## [TASK PROMPT]
Pictures stay out; everything else in the listing below is to be restated word for word.

........

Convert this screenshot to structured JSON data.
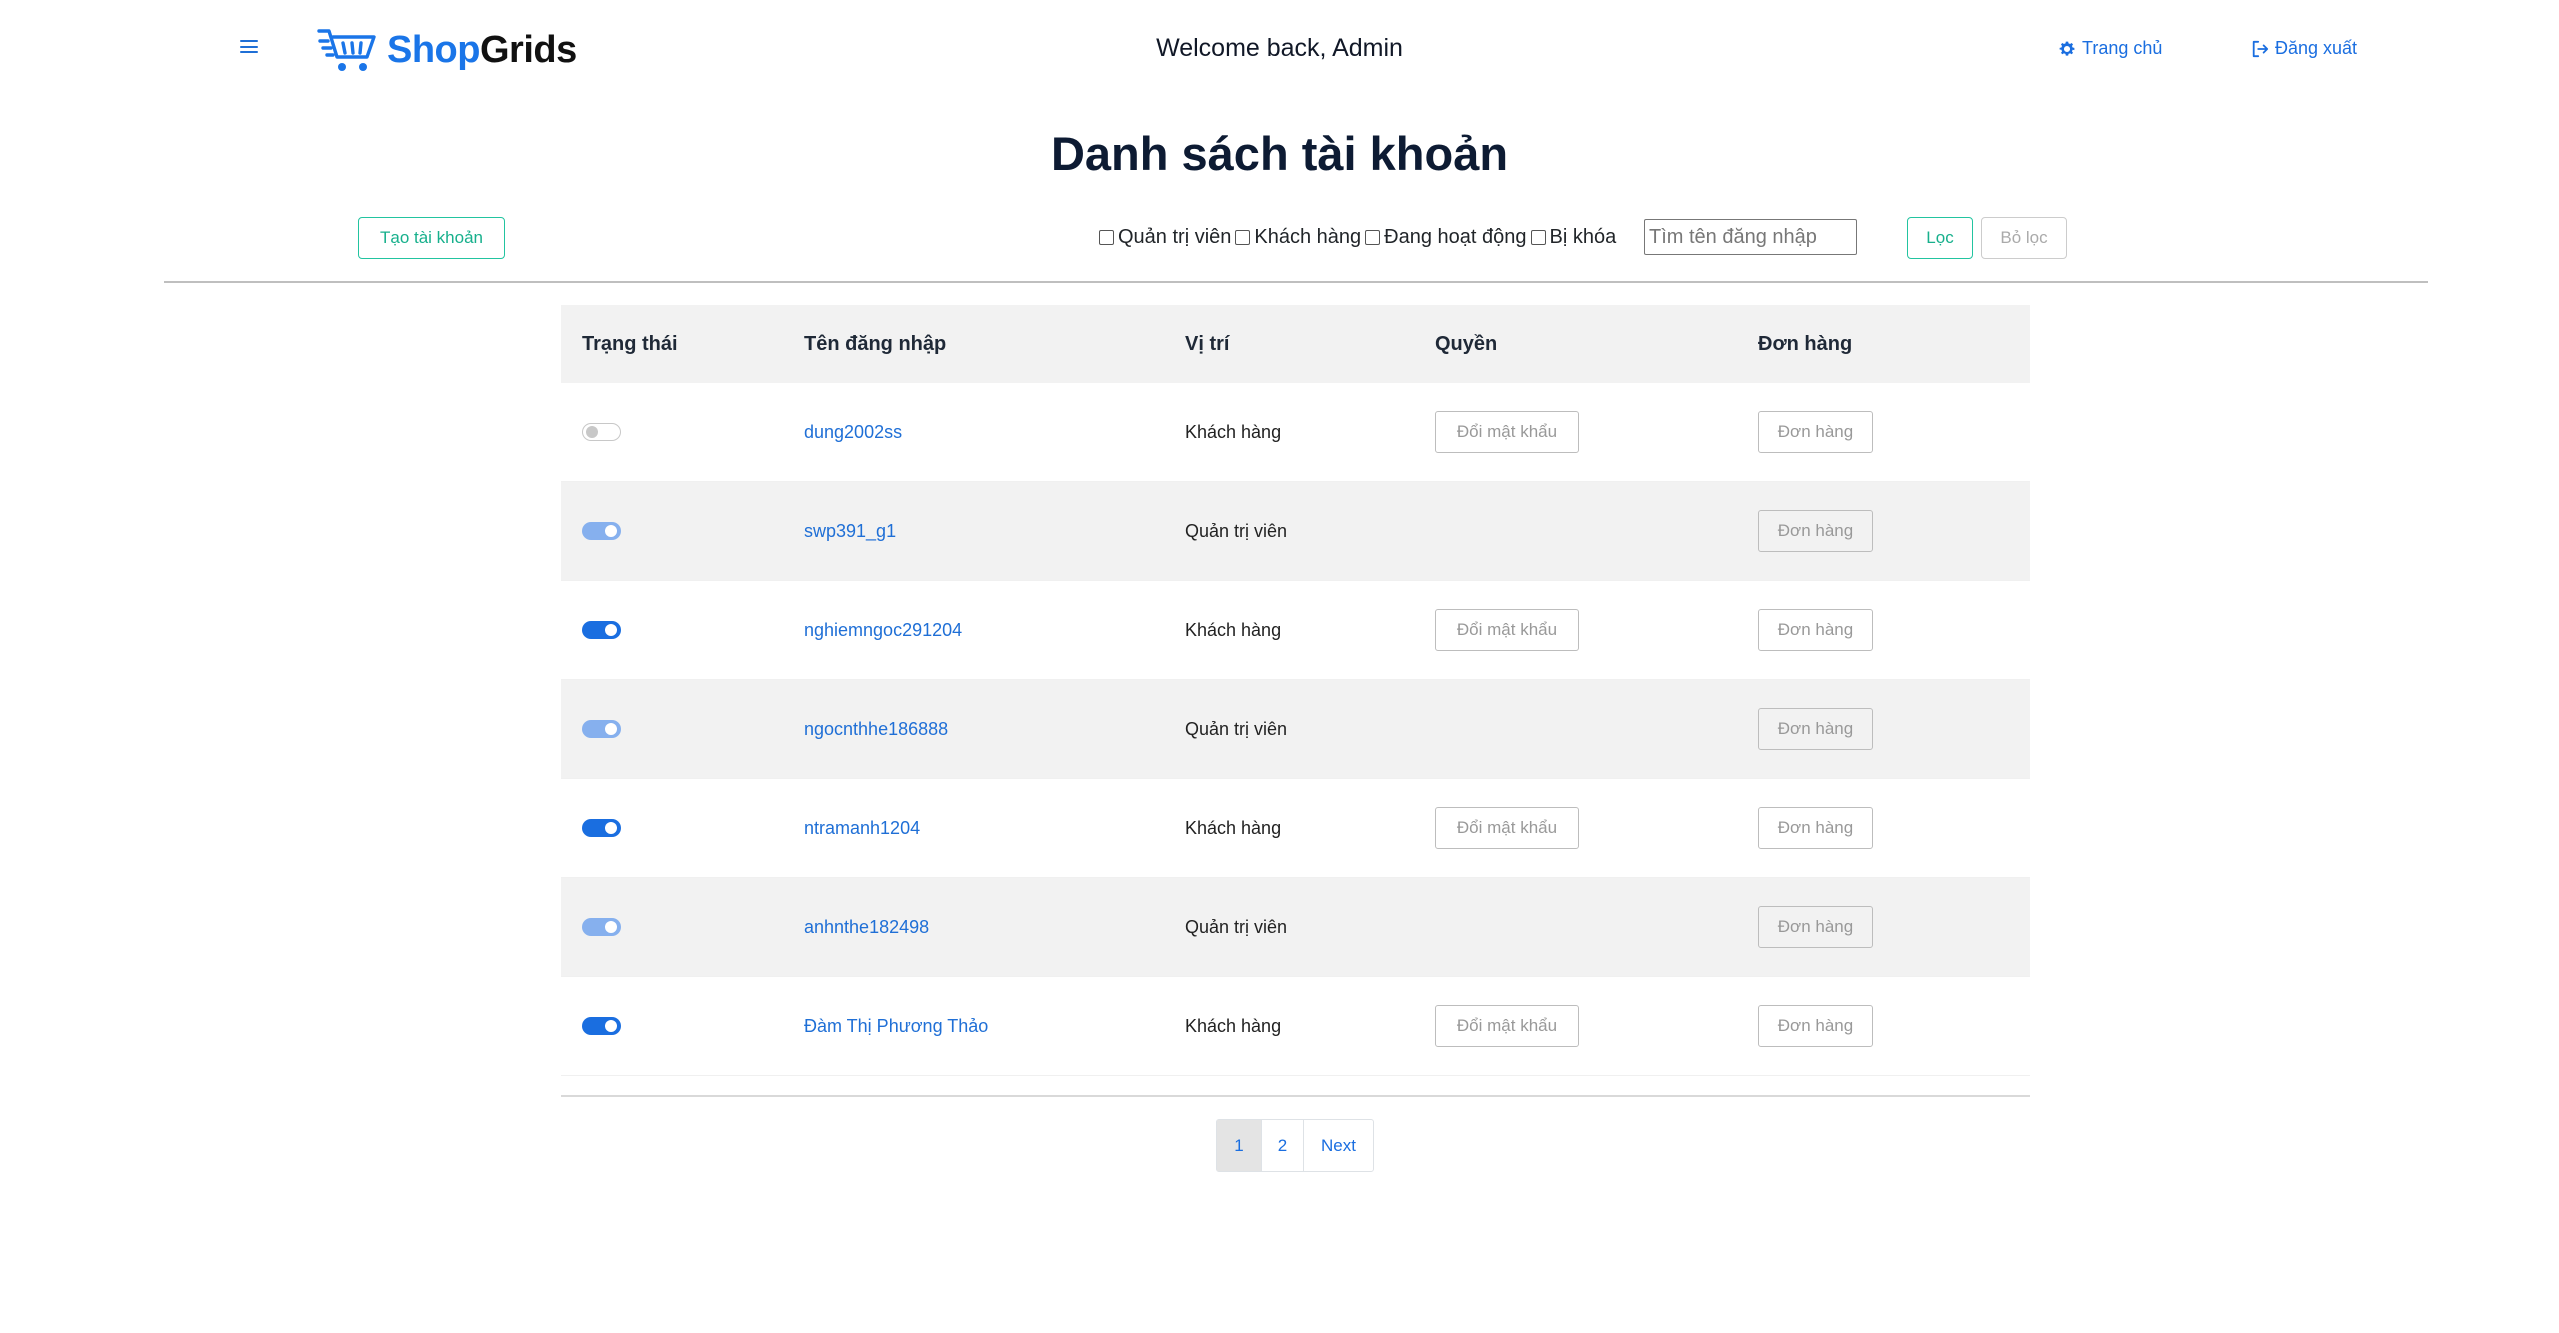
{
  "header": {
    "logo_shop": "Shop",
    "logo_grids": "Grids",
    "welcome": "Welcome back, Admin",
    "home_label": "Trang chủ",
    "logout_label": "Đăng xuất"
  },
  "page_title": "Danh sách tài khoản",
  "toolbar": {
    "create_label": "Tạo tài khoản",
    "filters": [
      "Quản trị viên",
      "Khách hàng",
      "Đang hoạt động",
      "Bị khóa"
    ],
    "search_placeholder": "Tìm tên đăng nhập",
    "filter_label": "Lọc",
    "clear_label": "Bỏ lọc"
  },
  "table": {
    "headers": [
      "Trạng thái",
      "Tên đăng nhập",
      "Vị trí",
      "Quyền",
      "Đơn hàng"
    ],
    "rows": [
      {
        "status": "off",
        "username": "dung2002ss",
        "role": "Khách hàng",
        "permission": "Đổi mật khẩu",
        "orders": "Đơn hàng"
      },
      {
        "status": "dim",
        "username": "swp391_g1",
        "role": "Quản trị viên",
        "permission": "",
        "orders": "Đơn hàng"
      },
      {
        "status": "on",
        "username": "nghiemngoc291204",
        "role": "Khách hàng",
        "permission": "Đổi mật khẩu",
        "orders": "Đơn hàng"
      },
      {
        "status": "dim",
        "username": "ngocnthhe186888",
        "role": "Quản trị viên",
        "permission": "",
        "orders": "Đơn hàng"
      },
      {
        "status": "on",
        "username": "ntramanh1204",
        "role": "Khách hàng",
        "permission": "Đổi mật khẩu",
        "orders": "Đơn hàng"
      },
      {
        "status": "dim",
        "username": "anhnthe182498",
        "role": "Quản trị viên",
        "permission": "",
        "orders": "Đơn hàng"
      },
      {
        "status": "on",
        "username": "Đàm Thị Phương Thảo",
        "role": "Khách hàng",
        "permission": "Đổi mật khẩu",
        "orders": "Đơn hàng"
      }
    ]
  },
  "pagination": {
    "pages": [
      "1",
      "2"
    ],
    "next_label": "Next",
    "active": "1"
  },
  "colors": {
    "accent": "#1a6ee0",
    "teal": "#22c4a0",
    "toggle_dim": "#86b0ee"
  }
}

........

## [SOLUTION]
Convert this screenshot to structured JSON data.
{
  "header": {
    "logo_shop": "Shop",
    "logo_grids": "Grids",
    "welcome": "Welcome back, Admin",
    "home_label": "Trang chủ",
    "logout_label": "Đăng xuất"
  },
  "page_title": "Danh sách tài khoản",
  "toolbar": {
    "create_label": "Tạo tài khoản",
    "filters": [
      "Quản trị viên",
      "Khách hàng",
      "Đang hoạt động",
      "Bị khóa"
    ],
    "search_placeholder": "Tìm tên đăng nhập",
    "filter_label": "Lọc",
    "clear_label": "Bỏ lọc"
  },
  "table": {
    "headers": [
      "Trạng thái",
      "Tên đăng nhập",
      "Vị trí",
      "Quyền",
      "Đơn hàng"
    ],
    "rows": [
      {
        "status": "off",
        "username": "dung2002ss",
        "role": "Khách hàng",
        "permission": "Đổi mật khẩu",
        "orders": "Đơn hàng"
      },
      {
        "status": "dim",
        "username": "swp391_g1",
        "role": "Quản trị viên",
        "permission": "",
        "orders": "Đơn hàng"
      },
      {
        "status": "on",
        "username": "nghiemngoc291204",
        "role": "Khách hàng",
        "permission": "Đổi mật khẩu",
        "orders": "Đơn hàng"
      },
      {
        "status": "dim",
        "username": "ngocnthhe186888",
        "role": "Quản trị viên",
        "permission": "",
        "orders": "Đơn hàng"
      },
      {
        "status": "on",
        "username": "ntramanh1204",
        "role": "Khách hàng",
        "permission": "Đổi mật khẩu",
        "orders": "Đơn hàng"
      },
      {
        "status": "dim",
        "username": "anhnthe182498",
        "role": "Quản trị viên",
        "permission": "",
        "orders": "Đơn hàng"
      },
      {
        "status": "on",
        "username": "Đàm Thị Phương Thảo",
        "role": "Khách hàng",
        "permission": "Đổi mật khẩu",
        "orders": "Đơn hàng"
      }
    ]
  },
  "pagination": {
    "pages": [
      "1",
      "2"
    ],
    "next_label": "Next",
    "active": "1"
  },
  "colors": {
    "accent": "#1a6ee0",
    "teal": "#22c4a0",
    "toggle_dim": "#86b0ee"
  }
}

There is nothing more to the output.